» What you are asked to do: Across all the entries, tally the lines holding the word "bduel", and give the number by itself.

» Records to use:

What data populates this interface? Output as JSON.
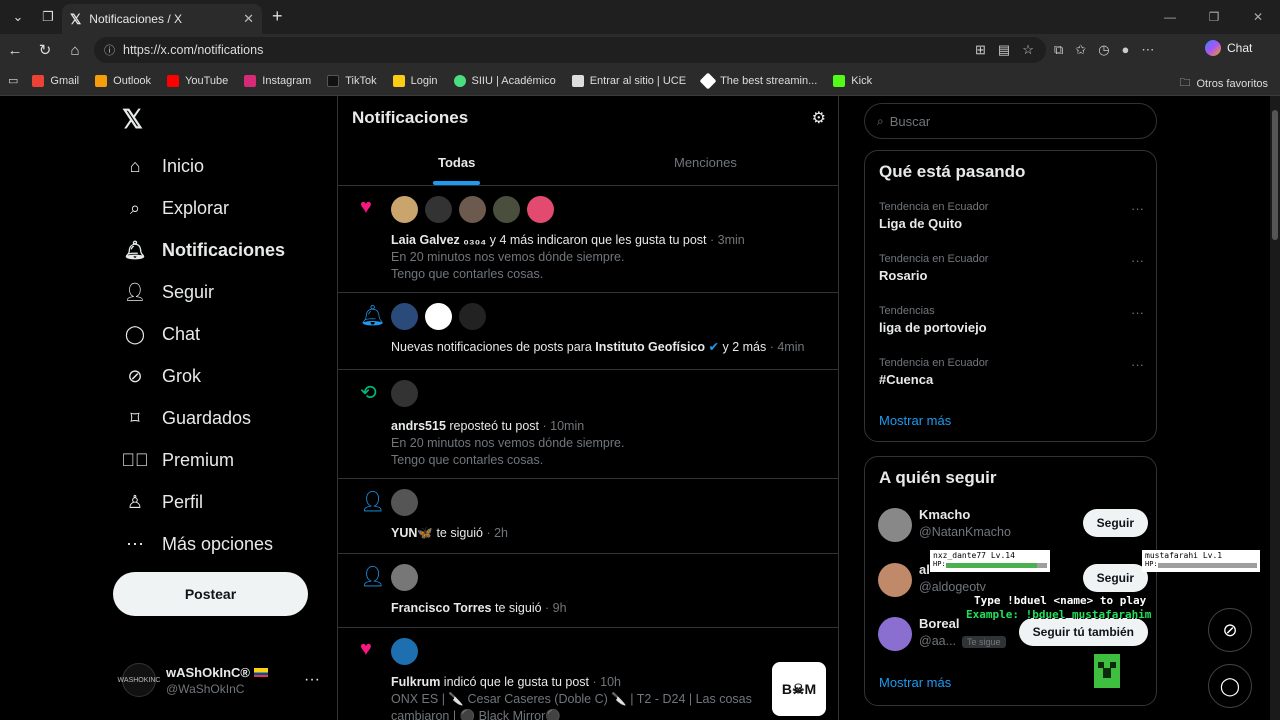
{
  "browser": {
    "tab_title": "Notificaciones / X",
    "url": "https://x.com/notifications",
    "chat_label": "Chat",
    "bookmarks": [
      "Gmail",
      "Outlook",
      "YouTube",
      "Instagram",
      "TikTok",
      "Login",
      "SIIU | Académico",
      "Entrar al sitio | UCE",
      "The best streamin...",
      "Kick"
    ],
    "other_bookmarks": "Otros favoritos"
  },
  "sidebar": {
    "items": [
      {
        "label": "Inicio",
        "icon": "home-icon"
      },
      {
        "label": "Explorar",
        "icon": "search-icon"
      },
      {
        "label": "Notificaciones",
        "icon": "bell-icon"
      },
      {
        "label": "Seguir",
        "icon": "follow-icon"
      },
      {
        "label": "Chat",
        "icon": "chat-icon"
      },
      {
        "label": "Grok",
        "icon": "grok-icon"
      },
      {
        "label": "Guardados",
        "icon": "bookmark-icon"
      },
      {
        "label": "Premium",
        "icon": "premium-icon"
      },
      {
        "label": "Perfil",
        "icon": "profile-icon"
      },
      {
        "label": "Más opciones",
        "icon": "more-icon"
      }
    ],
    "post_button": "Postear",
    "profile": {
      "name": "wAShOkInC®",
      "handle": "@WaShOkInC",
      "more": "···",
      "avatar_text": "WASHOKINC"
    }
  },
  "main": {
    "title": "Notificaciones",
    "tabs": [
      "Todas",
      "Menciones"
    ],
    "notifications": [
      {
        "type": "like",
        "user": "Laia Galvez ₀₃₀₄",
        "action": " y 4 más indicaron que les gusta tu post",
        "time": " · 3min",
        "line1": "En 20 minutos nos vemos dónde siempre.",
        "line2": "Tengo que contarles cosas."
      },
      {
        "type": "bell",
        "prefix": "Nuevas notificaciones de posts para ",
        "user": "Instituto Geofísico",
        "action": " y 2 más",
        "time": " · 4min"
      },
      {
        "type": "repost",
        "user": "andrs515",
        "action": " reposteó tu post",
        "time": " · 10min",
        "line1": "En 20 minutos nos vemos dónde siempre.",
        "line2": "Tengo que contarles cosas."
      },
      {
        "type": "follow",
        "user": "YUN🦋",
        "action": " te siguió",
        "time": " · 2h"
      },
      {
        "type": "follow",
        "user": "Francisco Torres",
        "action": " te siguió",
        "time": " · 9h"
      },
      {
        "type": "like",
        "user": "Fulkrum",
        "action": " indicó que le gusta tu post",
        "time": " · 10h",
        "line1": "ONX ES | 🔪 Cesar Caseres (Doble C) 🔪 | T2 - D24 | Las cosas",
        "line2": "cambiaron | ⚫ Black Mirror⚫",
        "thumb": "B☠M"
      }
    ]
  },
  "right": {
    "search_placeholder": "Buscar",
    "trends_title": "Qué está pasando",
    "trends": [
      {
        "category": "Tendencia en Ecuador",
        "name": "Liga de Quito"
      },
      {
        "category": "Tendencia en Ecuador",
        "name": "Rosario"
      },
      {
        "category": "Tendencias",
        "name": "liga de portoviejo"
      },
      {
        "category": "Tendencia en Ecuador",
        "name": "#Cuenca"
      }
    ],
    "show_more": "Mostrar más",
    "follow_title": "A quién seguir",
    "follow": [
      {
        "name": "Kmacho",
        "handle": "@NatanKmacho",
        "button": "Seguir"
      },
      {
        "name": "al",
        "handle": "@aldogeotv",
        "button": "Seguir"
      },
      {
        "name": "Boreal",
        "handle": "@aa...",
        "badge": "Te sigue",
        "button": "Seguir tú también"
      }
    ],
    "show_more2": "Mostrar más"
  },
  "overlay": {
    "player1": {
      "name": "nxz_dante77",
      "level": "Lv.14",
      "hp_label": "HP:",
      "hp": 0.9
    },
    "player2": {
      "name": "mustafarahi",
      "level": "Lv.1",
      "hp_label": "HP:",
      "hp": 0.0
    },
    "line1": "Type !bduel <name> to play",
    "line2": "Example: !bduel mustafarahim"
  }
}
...
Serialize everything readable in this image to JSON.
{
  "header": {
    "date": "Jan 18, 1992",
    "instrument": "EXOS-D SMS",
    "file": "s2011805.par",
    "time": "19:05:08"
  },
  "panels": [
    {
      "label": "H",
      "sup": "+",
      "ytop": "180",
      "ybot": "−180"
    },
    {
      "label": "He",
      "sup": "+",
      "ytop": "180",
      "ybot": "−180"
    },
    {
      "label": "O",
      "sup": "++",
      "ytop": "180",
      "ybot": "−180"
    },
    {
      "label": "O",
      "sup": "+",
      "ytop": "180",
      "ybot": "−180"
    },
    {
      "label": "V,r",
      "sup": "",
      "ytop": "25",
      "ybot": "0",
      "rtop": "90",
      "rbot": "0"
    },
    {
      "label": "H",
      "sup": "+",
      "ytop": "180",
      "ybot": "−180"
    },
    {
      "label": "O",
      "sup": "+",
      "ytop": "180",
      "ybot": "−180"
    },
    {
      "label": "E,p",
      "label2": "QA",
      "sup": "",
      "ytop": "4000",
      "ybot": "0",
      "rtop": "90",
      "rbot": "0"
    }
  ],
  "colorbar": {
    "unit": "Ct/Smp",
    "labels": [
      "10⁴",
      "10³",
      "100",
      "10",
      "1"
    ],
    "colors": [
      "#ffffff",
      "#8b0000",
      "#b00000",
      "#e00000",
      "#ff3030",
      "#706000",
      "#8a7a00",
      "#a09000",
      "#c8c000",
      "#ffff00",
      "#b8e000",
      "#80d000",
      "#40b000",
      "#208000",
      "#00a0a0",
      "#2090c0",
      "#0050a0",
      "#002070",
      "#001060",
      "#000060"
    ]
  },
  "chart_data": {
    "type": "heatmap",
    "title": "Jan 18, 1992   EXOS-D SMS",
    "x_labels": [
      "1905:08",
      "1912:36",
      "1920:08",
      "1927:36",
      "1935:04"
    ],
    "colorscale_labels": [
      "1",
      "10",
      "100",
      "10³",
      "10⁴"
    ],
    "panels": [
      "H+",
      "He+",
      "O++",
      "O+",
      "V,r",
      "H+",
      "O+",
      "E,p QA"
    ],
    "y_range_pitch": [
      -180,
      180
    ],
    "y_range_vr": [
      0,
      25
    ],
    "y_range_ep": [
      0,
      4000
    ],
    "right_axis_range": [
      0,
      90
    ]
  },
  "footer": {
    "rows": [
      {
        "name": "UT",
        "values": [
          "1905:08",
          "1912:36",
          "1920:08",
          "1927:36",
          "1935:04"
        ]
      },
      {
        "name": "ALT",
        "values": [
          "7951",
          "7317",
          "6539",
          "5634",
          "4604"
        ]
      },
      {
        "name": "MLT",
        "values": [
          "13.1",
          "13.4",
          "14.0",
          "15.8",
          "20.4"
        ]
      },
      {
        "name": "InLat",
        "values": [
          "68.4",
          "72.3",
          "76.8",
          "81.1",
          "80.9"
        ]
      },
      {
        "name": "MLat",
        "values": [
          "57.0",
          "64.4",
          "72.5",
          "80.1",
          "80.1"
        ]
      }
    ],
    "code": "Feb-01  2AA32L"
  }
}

» Solution: 2